▶ **Records provided**:

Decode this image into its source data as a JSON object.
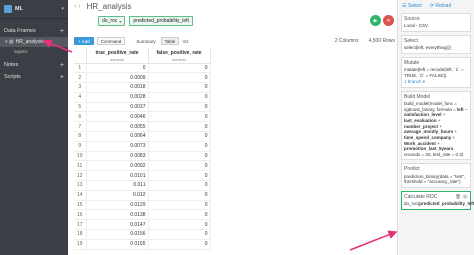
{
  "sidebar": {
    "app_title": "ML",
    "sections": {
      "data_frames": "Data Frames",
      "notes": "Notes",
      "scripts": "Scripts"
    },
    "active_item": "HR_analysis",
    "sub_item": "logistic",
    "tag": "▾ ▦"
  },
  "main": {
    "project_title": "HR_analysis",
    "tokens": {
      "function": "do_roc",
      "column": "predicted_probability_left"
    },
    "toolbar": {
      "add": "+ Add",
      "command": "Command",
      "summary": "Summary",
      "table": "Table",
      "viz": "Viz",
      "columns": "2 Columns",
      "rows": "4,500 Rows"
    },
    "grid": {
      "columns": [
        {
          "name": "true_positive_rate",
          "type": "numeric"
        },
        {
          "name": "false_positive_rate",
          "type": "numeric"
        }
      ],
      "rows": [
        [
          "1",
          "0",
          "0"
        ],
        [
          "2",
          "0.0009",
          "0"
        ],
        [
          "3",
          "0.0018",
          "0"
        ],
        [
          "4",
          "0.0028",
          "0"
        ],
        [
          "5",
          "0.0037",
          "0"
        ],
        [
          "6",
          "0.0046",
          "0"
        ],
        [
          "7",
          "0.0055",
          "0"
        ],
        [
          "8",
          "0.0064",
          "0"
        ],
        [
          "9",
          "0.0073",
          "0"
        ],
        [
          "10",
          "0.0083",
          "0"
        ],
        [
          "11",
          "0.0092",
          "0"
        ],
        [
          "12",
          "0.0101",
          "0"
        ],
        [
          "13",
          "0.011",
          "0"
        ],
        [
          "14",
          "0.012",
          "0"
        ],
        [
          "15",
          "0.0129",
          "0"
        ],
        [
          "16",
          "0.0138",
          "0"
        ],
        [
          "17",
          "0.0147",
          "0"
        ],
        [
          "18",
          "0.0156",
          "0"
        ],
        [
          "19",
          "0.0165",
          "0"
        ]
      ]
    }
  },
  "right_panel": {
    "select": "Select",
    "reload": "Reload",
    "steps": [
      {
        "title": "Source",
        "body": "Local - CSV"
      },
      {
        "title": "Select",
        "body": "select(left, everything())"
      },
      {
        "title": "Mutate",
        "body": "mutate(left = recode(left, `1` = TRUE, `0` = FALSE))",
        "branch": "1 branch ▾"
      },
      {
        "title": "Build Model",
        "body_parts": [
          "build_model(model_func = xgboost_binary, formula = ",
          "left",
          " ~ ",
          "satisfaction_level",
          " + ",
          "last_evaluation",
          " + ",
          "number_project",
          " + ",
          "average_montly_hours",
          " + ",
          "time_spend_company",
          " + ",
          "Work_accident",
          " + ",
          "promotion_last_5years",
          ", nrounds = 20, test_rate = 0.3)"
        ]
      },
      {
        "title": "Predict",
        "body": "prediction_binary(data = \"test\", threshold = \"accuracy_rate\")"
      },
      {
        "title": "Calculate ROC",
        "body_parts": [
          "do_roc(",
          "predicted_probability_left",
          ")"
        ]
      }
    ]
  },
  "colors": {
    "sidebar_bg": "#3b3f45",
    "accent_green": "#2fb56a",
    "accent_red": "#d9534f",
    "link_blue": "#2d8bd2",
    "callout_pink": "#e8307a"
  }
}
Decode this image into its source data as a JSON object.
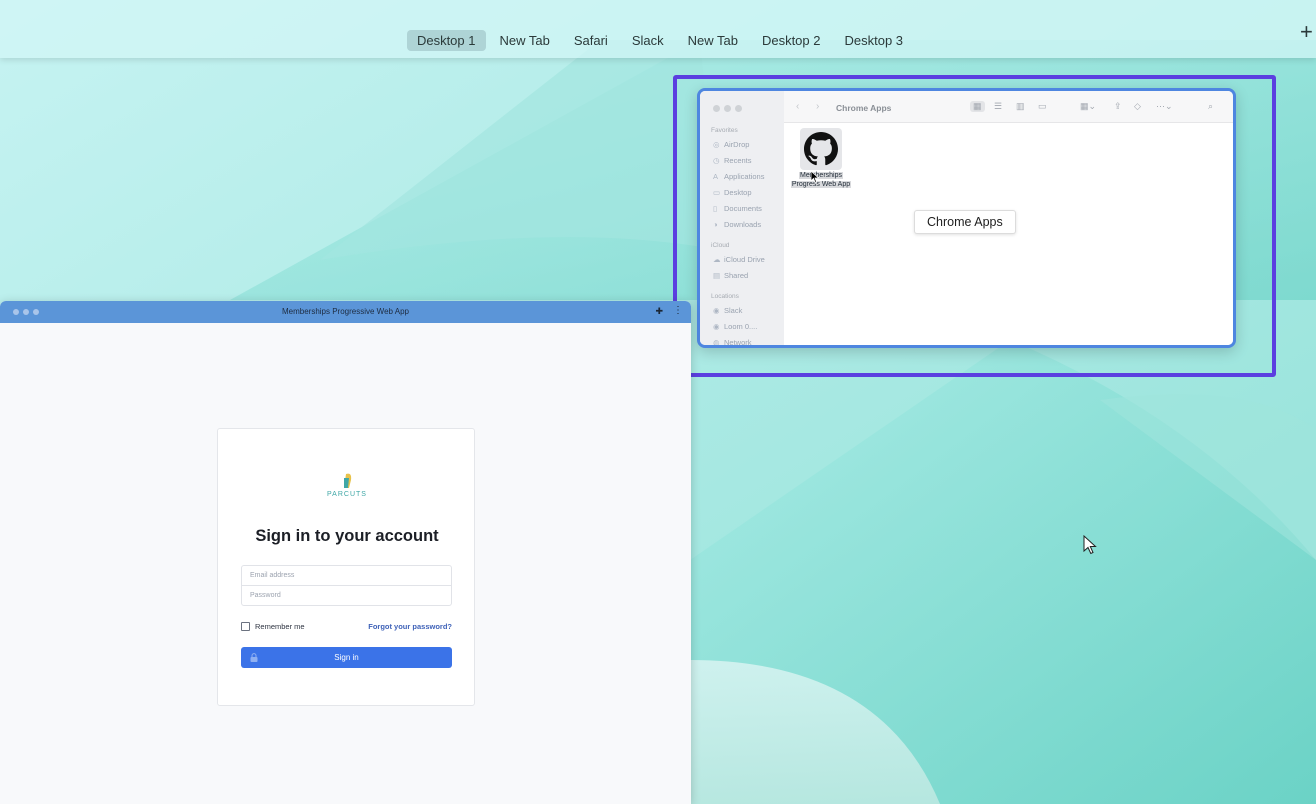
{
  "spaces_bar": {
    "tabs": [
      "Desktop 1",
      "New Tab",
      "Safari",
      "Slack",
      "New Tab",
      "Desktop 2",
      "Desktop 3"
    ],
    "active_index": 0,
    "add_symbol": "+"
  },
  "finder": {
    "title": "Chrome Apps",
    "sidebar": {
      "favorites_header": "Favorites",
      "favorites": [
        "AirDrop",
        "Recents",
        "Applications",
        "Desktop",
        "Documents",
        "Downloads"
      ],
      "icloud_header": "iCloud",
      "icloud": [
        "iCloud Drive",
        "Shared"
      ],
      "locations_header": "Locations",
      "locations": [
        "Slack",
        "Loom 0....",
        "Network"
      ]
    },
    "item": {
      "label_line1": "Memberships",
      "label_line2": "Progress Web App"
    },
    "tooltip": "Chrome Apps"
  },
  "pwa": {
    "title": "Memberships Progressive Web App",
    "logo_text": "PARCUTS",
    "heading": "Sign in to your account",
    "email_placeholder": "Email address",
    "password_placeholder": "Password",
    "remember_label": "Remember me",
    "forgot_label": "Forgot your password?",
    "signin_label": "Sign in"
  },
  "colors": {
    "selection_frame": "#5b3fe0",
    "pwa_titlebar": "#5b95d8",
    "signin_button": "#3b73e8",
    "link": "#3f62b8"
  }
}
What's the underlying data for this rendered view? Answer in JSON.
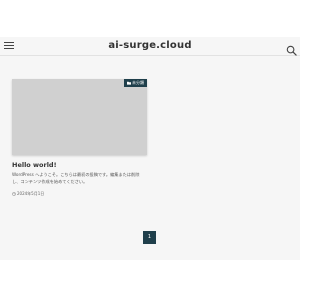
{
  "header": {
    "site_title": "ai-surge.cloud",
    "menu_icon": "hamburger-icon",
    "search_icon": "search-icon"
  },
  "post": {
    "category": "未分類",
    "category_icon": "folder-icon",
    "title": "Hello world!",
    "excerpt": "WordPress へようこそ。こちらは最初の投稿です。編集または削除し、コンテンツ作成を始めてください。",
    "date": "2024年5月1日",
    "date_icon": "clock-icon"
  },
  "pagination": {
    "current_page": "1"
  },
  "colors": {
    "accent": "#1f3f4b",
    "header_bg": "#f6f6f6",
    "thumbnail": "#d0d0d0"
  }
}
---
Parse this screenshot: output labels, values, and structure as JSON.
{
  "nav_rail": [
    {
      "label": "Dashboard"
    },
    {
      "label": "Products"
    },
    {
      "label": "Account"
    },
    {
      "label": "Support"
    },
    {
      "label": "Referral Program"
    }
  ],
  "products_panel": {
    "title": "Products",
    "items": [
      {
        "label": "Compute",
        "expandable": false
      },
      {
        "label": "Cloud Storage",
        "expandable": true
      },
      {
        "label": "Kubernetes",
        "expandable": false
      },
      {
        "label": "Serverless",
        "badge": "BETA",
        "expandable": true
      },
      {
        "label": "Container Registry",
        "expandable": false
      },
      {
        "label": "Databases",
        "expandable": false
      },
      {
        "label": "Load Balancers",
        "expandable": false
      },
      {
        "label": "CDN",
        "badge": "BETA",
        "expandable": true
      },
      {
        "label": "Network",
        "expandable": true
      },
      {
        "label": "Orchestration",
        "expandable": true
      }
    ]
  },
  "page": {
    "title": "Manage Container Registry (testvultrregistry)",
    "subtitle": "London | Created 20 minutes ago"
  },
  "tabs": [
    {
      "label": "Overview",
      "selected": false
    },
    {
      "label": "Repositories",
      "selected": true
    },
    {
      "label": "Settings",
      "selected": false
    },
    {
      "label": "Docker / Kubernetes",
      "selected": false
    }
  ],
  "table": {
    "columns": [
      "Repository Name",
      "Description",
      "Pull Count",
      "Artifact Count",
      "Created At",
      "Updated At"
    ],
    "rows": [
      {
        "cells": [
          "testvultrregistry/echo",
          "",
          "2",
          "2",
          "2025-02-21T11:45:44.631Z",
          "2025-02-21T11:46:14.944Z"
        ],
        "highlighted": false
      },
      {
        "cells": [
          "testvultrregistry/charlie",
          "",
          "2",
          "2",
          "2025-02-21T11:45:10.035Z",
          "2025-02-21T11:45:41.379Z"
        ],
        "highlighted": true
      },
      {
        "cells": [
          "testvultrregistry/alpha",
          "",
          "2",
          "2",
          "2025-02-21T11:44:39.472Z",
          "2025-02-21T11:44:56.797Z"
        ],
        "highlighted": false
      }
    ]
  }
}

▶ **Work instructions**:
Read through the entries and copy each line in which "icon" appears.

▶ **Exercise solution**:
    "menu_icon": "hamburger-icon",
    "search_icon": "search-icon"
    "category_icon": "folder-icon",
    "date_icon": "clock-icon"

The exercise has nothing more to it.